Women's participation and representation
Assisting Regional Universities in Sudan (ARUS)
ONLINE RESOURCE CONTACT
Matthew K. Gichohi
This online resource, which focuses on gender equality and women's political representation, is developed for the Assisting Regional Universities in Sudan (ARUS) programme. More than providing an overview of the key terms and concepts , the resource looks at why women remain under-represented in politics and what can be done to remedy the situation. By drawing on recent cross national research, the resource provides valuable and relevant information for Sudan as it ramps up efforts to increase women's political participation and representation.
Political participation as a human right was enshrined in both the 1948 Universal Declaration of Human Rights and the International Covenant on Civil and Political Rights. Women's political participation was later integrated in the Convention on the Elimination of All Forms of Discrimination Against Women (CEDAW) adopted by the United Nations (UN) General Assembly in 1979. CEDAW called for states to take steps to eliminate discrimination against women in both the political spheres by ensuring women and men have equal rights to vote and to be eligible to vote and to be eligible to held public office, to participate in the policy formulation and implementation, and to participate in non-governmental organizations.

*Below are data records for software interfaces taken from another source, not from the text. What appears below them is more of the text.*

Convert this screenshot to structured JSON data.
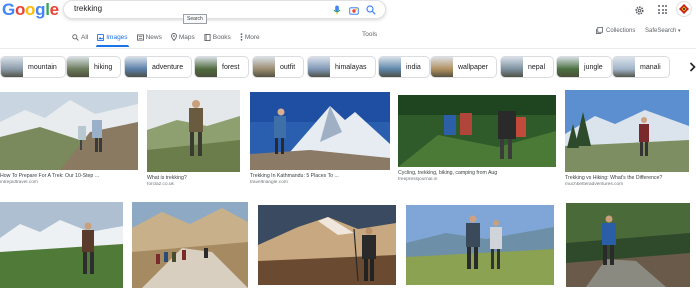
{
  "logo": {
    "letters": [
      "G",
      "o",
      "o",
      "g",
      "l",
      "e"
    ],
    "colors": [
      "#4285f4",
      "#ea4335",
      "#fbbc05",
      "#4285f4",
      "#34a853",
      "#ea4335"
    ]
  },
  "search": {
    "query": "trekking",
    "tooltip": "Search"
  },
  "header_icons": [
    "mic-icon",
    "camera-icon",
    "search-icon",
    "gear-icon",
    "apps-icon",
    "avatar"
  ],
  "tabs": [
    {
      "label": "All",
      "icon": "search-icon"
    },
    {
      "label": "Images",
      "icon": "image-icon",
      "active": true
    },
    {
      "label": "News",
      "icon": "news-icon"
    },
    {
      "label": "Maps",
      "icon": "pin-icon"
    },
    {
      "label": "Books",
      "icon": "book-icon"
    },
    {
      "label": "More",
      "icon": "more-icon"
    }
  ],
  "tools_label": "Tools",
  "collections_label": "Collections",
  "safesearch_label": "SafeSearch",
  "chips": [
    {
      "label": "mountain",
      "color": "#8a9aa8"
    },
    {
      "label": "hiking",
      "color": "#6b7b5a"
    },
    {
      "label": "adventure",
      "color": "#5a7fa8"
    },
    {
      "label": "forest",
      "color": "#4f6a3c"
    },
    {
      "label": "outfit",
      "color": "#9a8b70"
    },
    {
      "label": "himalayas",
      "color": "#7f97b5"
    },
    {
      "label": "india",
      "color": "#5d86a8"
    },
    {
      "label": "wallpaper",
      "color": "#b09060"
    },
    {
      "label": "nepal",
      "color": "#7c8f9e"
    },
    {
      "label": "jungle",
      "color": "#4a7040"
    },
    {
      "label": "manali",
      "color": "#a0b4c8"
    }
  ],
  "results_row1": [
    {
      "title": "How To Prepare For A Trek: Our 10-Step ...",
      "source": "intrepidtravel.com"
    },
    {
      "title": "What is trekking?",
      "source": "forclaz.co.uk"
    },
    {
      "title": "Trekking In Kathmandu: 5 Places To ...",
      "source": "traveltriangle.com"
    },
    {
      "title": "Cycling, trekking, biking, camping from Aug",
      "source": "freepressjournal.in"
    },
    {
      "title": "Trekking vs Hiking: What's the Difference?",
      "source": "muchbetteradventures.com"
    }
  ],
  "results_row2": [
    {
      "title": ""
    },
    {
      "title": ""
    },
    {
      "title": ""
    },
    {
      "title": ""
    },
    {
      "title": ""
    }
  ]
}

Women's political inclusion is a social, economic, and political good in itself. It matters for democracy and gender equality. Democratic processes require the participation of all citizens. Including women in politics increases the consideration of their needs and their interest in policy-making. Increasing the number of women in the parliament, curbs corruption, improves policy outcomes, and promotes the inclusiveness of minority groups in public spheres.
Some of the key questions that the resource will address are:
- Why are women underrepresented in politics?
- What are potential solutions to the problem of women's under-representation?
The online resource consists of four short modules that discuss women's representation in general and in the context of Sudan.
Part 1 discusses women's participation and representation in autocratic settings
Part 2 examines the reasons for women's underrepresentation in politics
Part 3 provides an overview of the concept of representation
Part 4 discusses how electoral rules affect women's representation
Part 5 offers a brief discussion of how quotas and gender targeted political financing can help increase women's representation